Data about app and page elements
━━━━━━━━
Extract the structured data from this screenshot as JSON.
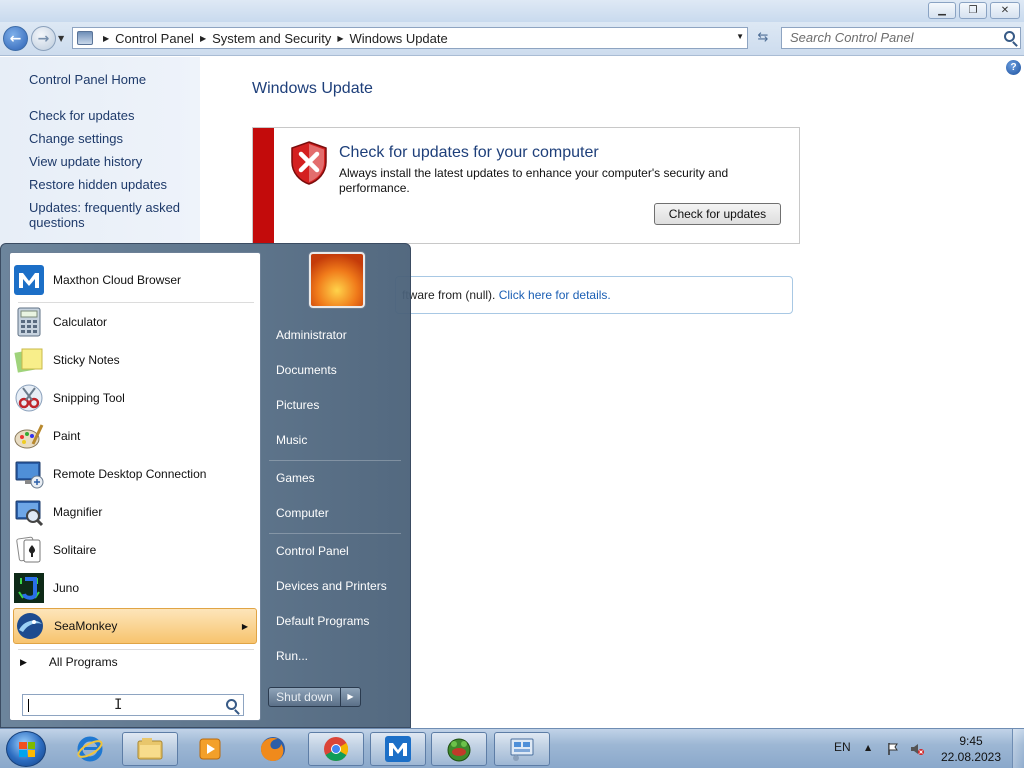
{
  "window": {
    "buttons": [
      "minimize",
      "maximize",
      "close"
    ]
  },
  "navigation": {
    "breadcrumbs": [
      "Control Panel",
      "System and Security",
      "Windows Update"
    ],
    "search_placeholder": "Search Control Panel"
  },
  "sidebar": {
    "home": "Control Panel Home",
    "links": [
      "Check for updates",
      "Change settings",
      "View update history",
      "Restore hidden updates",
      "Updates: frequently asked questions"
    ]
  },
  "main": {
    "title": "Windows Update",
    "alert": {
      "heading": "Check for updates for your computer",
      "body": "Always install the latest updates to enhance your computer's security and performance.",
      "button": "Check for updates",
      "stripe_color": "#c30b0b"
    },
    "info": {
      "text": "ftware from (null).",
      "link": "Click here for details."
    }
  },
  "start_menu": {
    "pinned": [
      {
        "label": "Maxthon Cloud Browser",
        "icon": "maxthon-icon"
      }
    ],
    "recent": [
      {
        "label": "Calculator",
        "icon": "calculator-icon"
      },
      {
        "label": "Sticky Notes",
        "icon": "sticky-notes-icon"
      },
      {
        "label": "Snipping Tool",
        "icon": "snipping-tool-icon"
      },
      {
        "label": "Paint",
        "icon": "paint-icon"
      },
      {
        "label": "Remote Desktop Connection",
        "icon": "remote-desktop-icon"
      },
      {
        "label": "Magnifier",
        "icon": "magnifier-icon"
      },
      {
        "label": "Solitaire",
        "icon": "solitaire-icon"
      },
      {
        "label": "Juno",
        "icon": "juno-icon"
      },
      {
        "label": "SeaMonkey",
        "icon": "seamonkey-icon"
      }
    ],
    "all_programs": "All Programs",
    "right_items": [
      "Administrator",
      "Documents",
      "Pictures",
      "Music",
      "Games",
      "Computer",
      "Control Panel",
      "Devices and Printers",
      "Default Programs",
      "Run..."
    ],
    "shutdown": "Shut down",
    "highlight_color": "#f7c46e"
  },
  "taskbar": {
    "pinned": [
      "internet-explorer-icon",
      "windows-explorer-icon",
      "media-player-icon",
      "firefox-icon",
      "chrome-icon",
      "maxthon-icon",
      "frog-app-icon",
      "control-panel-icon"
    ],
    "language": "EN",
    "time": "9:45",
    "date": "22.08.2023"
  }
}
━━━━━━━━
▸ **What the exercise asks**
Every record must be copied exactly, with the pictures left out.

▸ **Exercise response**
Extract the structured data from this screenshot as JSON.
{
  "window": {
    "buttons": [
      "minimize",
      "maximize",
      "close"
    ]
  },
  "navigation": {
    "breadcrumbs": [
      "Control Panel",
      "System and Security",
      "Windows Update"
    ],
    "search_placeholder": "Search Control Panel"
  },
  "sidebar": {
    "home": "Control Panel Home",
    "links": [
      "Check for updates",
      "Change settings",
      "View update history",
      "Restore hidden updates",
      "Updates: frequently asked questions"
    ]
  },
  "main": {
    "title": "Windows Update",
    "alert": {
      "heading": "Check for updates for your computer",
      "body": "Always install the latest updates to enhance your computer's security and performance.",
      "button": "Check for updates",
      "stripe_color": "#c30b0b"
    },
    "info": {
      "text": "ftware from (null).",
      "link": "Click here for details."
    }
  },
  "start_menu": {
    "pinned": [
      {
        "label": "Maxthon Cloud Browser",
        "icon": "maxthon-icon"
      }
    ],
    "recent": [
      {
        "label": "Calculator",
        "icon": "calculator-icon"
      },
      {
        "label": "Sticky Notes",
        "icon": "sticky-notes-icon"
      },
      {
        "label": "Snipping Tool",
        "icon": "snipping-tool-icon"
      },
      {
        "label": "Paint",
        "icon": "paint-icon"
      },
      {
        "label": "Remote Desktop Connection",
        "icon": "remote-desktop-icon"
      },
      {
        "label": "Magnifier",
        "icon": "magnifier-icon"
      },
      {
        "label": "Solitaire",
        "icon": "solitaire-icon"
      },
      {
        "label": "Juno",
        "icon": "juno-icon"
      },
      {
        "label": "SeaMonkey",
        "icon": "seamonkey-icon"
      }
    ],
    "all_programs": "All Programs",
    "right_items": [
      "Administrator",
      "Documents",
      "Pictures",
      "Music",
      "Games",
      "Computer",
      "Control Panel",
      "Devices and Printers",
      "Default Programs",
      "Run..."
    ],
    "shutdown": "Shut down",
    "highlight_color": "#f7c46e"
  },
  "taskbar": {
    "pinned": [
      "internet-explorer-icon",
      "windows-explorer-icon",
      "media-player-icon",
      "firefox-icon",
      "chrome-icon",
      "maxthon-icon",
      "frog-app-icon",
      "control-panel-icon"
    ],
    "language": "EN",
    "time": "9:45",
    "date": "22.08.2023"
  }
}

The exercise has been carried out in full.